Here are some records; copy every line that holds the word "target".

◆ ◆ ◆ ◆ ◆ ◆ ◆

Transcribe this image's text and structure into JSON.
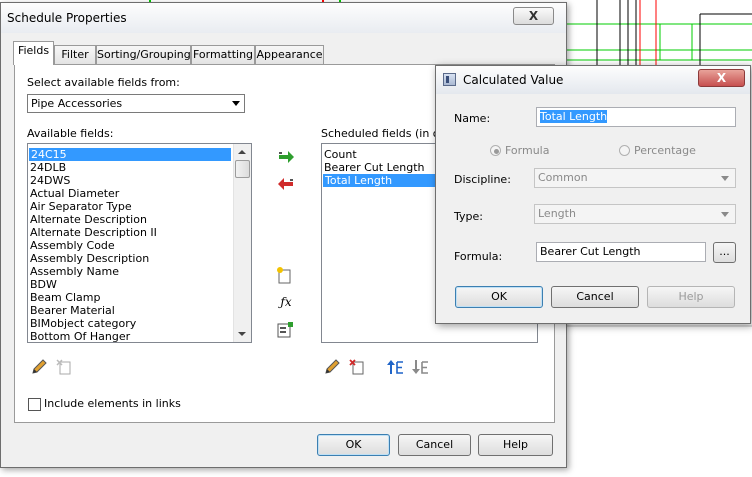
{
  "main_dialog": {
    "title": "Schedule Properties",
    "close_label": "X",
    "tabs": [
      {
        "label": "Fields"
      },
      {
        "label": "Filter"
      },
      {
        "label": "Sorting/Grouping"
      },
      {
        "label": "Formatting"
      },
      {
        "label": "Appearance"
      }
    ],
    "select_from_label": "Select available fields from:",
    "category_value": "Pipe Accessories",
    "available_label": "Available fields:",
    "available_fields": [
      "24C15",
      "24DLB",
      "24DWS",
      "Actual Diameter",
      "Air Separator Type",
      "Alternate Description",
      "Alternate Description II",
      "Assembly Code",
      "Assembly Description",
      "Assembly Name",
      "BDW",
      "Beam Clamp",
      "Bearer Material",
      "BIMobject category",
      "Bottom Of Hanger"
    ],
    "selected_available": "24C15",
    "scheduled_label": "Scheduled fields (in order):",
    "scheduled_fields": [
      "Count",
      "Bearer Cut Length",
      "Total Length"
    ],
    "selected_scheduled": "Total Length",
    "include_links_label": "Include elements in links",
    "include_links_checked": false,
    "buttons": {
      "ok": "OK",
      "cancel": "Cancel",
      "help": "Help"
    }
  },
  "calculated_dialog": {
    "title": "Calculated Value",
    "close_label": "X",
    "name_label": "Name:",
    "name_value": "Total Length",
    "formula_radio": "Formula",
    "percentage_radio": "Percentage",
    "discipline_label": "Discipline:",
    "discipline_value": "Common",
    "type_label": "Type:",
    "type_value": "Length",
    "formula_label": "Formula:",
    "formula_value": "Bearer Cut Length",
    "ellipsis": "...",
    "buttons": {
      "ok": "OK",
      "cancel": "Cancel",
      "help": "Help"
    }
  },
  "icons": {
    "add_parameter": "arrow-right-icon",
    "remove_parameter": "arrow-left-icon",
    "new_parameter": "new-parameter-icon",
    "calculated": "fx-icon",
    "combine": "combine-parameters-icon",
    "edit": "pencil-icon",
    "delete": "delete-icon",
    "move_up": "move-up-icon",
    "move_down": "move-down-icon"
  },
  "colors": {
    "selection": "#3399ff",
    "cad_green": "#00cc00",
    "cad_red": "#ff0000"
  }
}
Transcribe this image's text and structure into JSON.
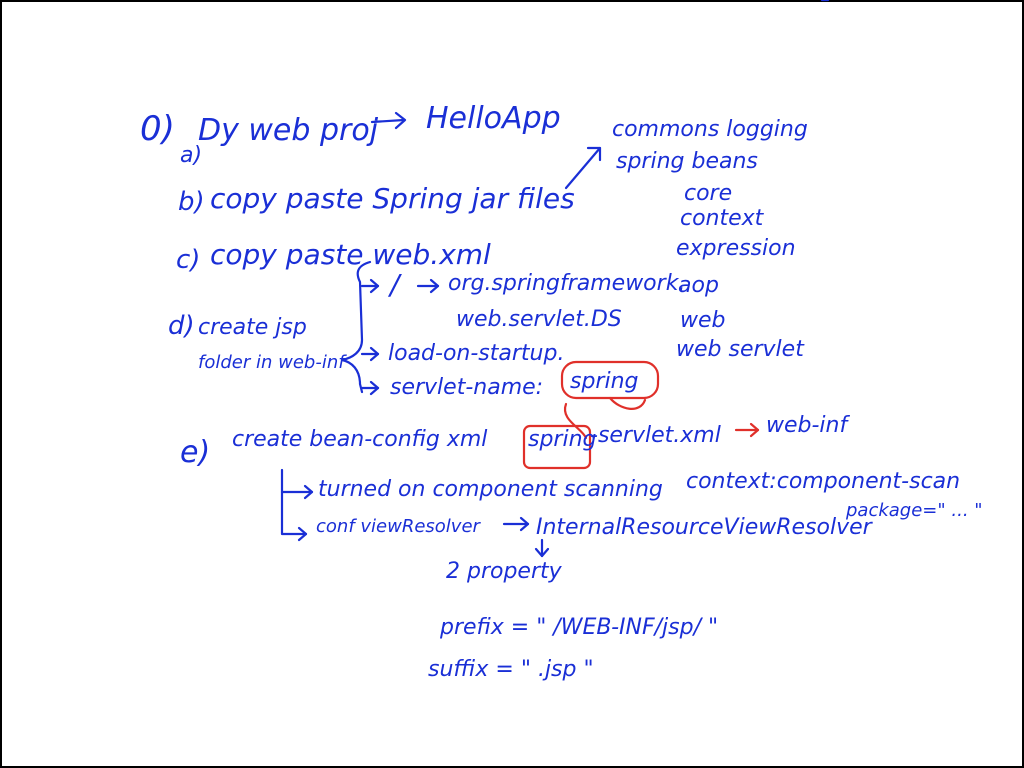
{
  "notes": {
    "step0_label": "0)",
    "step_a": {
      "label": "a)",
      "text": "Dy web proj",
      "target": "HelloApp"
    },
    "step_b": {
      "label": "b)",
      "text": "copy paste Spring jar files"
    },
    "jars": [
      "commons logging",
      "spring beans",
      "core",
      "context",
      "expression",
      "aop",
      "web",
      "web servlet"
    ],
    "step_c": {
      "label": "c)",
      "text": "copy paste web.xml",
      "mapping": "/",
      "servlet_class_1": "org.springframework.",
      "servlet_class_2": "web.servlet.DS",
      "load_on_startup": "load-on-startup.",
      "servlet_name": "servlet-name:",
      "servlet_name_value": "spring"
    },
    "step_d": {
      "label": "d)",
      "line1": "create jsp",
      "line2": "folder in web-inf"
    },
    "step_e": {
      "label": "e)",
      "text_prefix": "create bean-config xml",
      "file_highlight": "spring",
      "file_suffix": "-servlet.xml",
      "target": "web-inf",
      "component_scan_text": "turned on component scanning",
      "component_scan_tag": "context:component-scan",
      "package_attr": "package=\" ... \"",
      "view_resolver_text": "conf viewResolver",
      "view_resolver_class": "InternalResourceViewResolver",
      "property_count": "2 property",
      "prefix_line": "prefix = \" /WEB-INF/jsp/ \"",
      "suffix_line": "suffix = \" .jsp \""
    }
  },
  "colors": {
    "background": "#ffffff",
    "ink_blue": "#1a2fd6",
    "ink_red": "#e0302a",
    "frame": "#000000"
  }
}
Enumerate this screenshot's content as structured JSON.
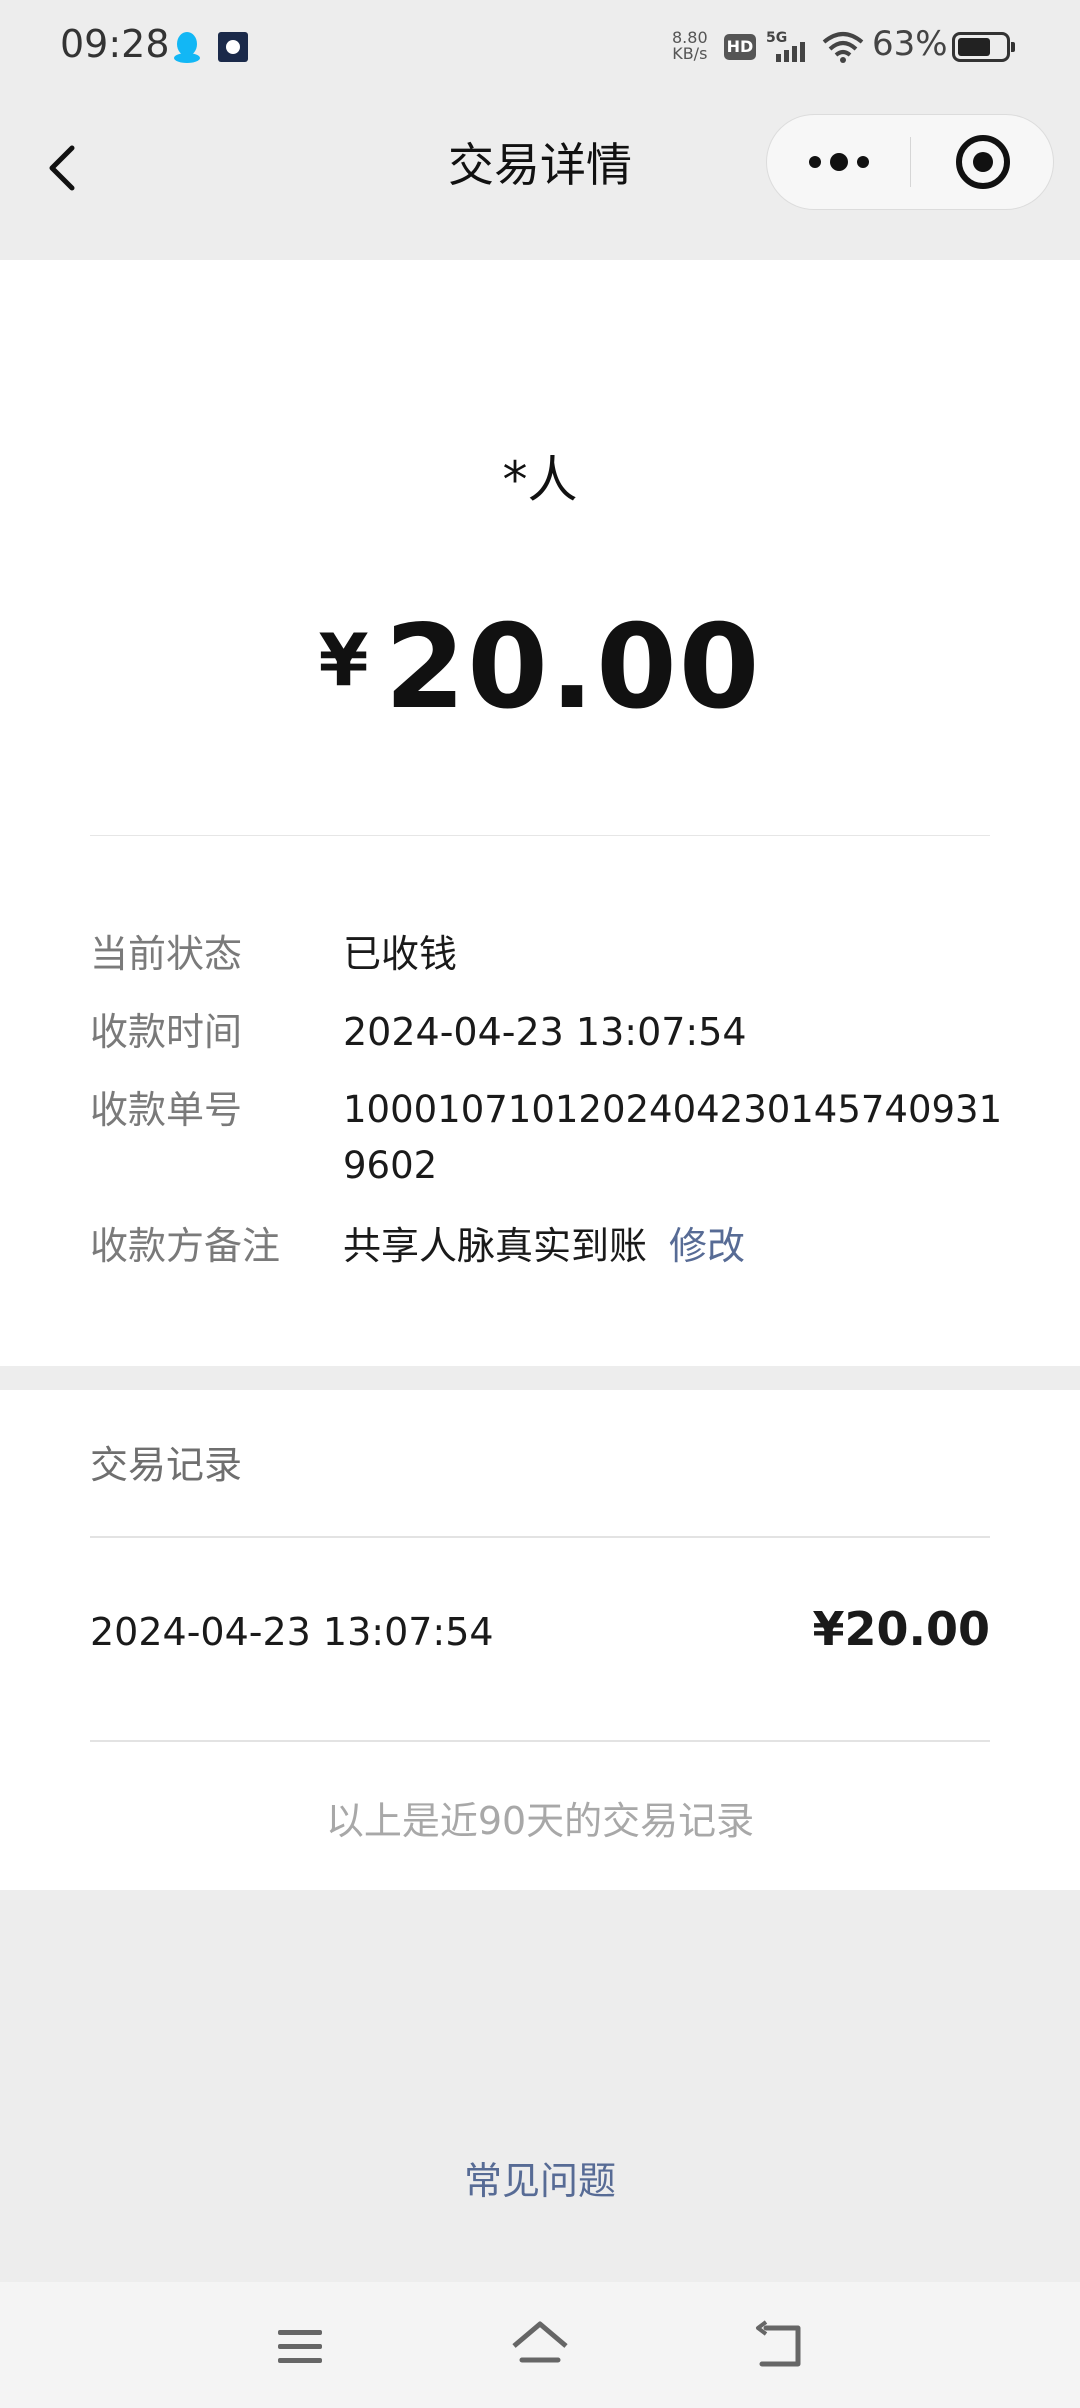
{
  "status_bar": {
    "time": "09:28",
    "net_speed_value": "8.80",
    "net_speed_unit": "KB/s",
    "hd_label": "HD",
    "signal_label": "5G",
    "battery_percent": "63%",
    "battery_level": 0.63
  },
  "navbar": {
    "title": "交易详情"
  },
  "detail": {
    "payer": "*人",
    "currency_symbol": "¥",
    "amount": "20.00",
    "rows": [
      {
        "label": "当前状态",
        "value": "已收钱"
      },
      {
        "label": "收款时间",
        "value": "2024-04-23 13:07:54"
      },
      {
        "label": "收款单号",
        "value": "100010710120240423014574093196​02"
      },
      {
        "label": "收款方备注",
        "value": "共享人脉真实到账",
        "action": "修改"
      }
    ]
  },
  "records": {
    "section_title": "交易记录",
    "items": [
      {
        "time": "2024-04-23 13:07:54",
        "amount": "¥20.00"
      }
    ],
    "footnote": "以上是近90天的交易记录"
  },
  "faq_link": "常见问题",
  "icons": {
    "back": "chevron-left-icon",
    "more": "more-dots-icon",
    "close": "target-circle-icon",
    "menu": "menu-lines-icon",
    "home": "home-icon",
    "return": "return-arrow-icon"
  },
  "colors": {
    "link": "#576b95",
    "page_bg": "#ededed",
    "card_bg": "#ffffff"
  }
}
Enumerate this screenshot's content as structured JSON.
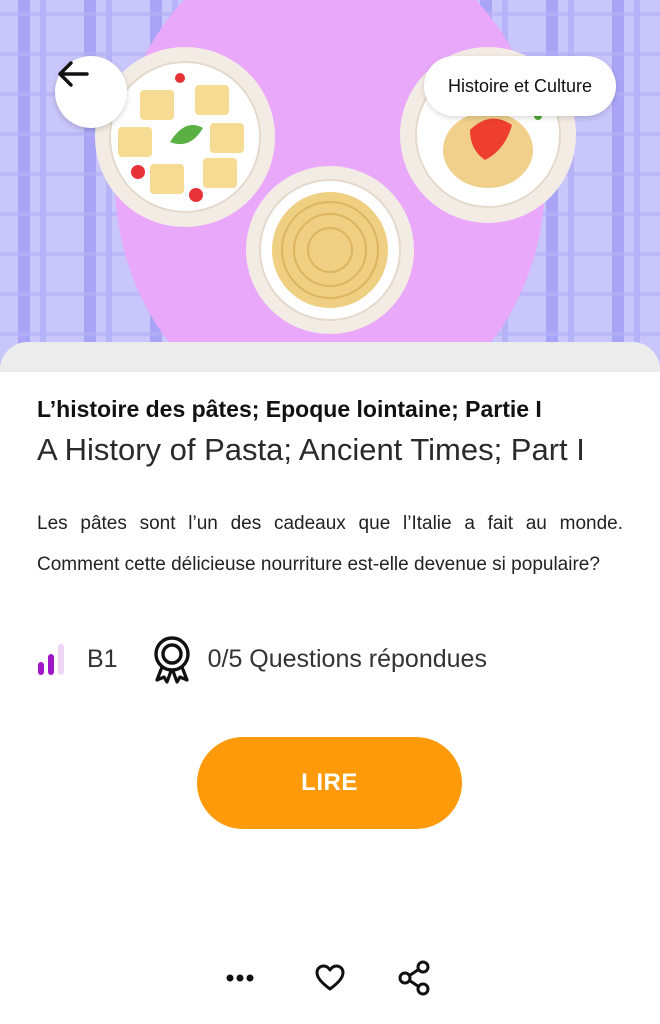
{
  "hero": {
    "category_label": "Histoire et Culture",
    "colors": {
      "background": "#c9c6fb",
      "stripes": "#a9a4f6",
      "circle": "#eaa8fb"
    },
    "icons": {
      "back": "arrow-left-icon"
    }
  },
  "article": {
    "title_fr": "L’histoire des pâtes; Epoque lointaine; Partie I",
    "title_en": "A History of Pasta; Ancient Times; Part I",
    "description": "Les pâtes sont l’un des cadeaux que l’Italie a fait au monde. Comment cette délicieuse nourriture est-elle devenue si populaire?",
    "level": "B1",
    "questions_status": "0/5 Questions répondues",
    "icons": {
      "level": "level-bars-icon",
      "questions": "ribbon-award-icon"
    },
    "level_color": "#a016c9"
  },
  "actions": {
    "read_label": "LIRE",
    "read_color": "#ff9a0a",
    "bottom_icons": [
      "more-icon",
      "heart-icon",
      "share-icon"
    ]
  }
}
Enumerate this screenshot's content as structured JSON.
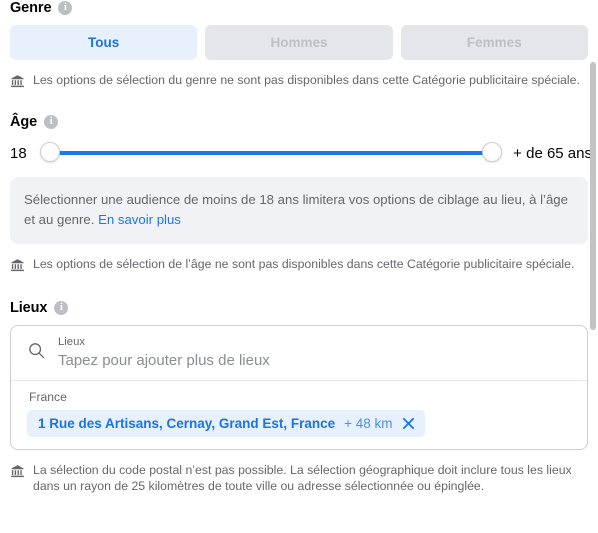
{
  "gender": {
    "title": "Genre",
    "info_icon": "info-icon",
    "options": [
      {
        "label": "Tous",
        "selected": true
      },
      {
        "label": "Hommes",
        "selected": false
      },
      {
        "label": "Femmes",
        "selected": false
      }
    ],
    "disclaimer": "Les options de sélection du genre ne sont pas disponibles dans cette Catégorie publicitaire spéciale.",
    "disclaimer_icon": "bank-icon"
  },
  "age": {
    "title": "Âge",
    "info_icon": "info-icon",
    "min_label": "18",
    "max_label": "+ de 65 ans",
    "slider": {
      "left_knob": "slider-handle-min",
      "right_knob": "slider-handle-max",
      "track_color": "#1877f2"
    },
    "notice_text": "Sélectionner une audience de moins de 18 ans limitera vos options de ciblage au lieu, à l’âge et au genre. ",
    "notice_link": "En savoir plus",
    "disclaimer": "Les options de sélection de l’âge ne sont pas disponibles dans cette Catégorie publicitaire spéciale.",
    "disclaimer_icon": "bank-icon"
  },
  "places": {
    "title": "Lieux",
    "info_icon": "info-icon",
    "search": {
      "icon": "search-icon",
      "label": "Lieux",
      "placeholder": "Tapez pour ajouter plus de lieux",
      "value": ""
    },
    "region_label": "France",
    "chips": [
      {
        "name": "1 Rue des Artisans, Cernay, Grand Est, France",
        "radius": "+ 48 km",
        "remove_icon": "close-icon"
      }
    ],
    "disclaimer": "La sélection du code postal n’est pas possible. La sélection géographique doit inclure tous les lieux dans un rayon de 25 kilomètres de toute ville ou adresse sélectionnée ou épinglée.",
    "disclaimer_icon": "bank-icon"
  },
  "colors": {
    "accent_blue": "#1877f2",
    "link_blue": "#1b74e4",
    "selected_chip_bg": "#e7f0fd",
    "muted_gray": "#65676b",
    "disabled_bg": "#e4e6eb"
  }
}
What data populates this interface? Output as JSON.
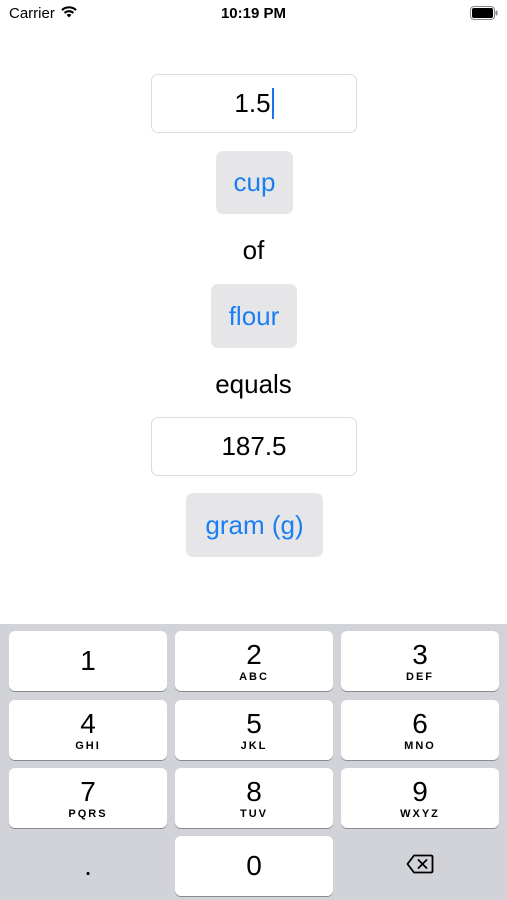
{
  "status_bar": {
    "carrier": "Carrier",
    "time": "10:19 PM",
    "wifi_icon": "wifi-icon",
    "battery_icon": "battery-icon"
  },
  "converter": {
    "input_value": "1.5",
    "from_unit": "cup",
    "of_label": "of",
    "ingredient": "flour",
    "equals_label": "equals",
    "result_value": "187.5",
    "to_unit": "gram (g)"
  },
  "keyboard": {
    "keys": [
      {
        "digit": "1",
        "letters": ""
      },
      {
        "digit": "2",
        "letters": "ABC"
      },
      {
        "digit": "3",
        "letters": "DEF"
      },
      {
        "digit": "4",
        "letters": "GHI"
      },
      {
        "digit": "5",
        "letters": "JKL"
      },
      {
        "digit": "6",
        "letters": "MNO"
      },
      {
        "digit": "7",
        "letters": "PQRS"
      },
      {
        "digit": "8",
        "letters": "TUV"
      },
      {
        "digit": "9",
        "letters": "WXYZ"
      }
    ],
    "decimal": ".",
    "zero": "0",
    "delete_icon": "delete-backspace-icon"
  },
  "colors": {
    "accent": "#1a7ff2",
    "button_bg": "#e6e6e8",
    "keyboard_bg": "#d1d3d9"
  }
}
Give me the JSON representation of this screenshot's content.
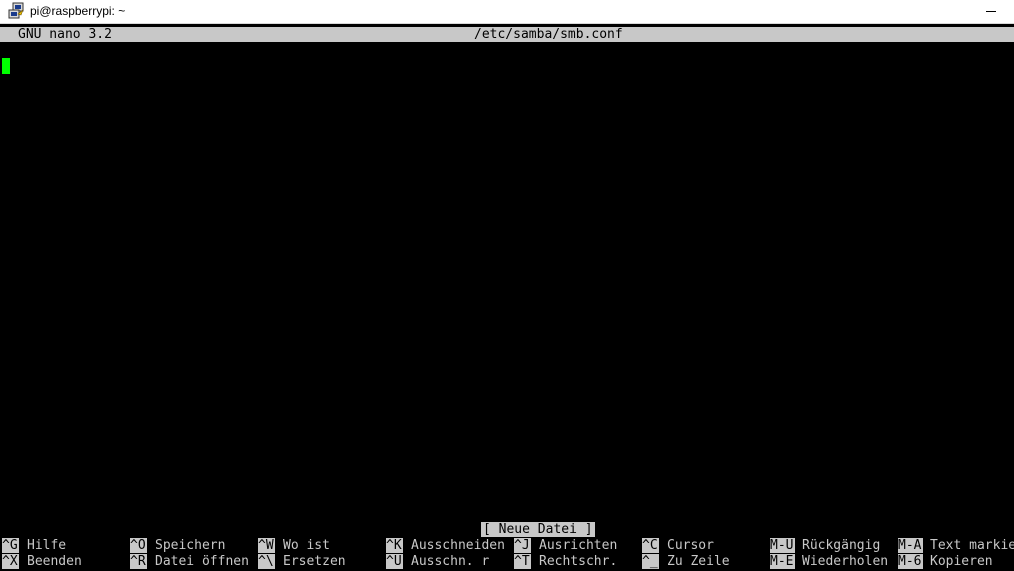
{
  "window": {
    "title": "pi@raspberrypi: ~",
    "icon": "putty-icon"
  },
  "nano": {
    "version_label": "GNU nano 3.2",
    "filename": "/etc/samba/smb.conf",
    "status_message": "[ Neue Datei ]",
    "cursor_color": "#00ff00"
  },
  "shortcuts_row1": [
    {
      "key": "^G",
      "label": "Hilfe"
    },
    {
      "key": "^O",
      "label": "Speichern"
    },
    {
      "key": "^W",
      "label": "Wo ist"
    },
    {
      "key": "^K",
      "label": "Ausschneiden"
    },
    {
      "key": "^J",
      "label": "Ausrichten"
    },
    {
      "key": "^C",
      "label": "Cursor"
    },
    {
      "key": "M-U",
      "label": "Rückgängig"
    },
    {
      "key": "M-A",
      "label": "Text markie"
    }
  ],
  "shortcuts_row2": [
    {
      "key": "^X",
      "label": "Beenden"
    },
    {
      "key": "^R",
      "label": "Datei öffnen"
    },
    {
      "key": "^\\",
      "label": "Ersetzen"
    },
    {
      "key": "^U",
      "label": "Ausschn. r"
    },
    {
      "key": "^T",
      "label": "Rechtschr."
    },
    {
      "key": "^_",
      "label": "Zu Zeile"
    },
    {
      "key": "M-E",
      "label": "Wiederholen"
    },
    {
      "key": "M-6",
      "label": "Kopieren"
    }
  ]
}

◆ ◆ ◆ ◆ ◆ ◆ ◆

### YOUR SOLUTION
      "target": "HelloApp"
      "target": "web-inf",
    "close": "target-circle-icon",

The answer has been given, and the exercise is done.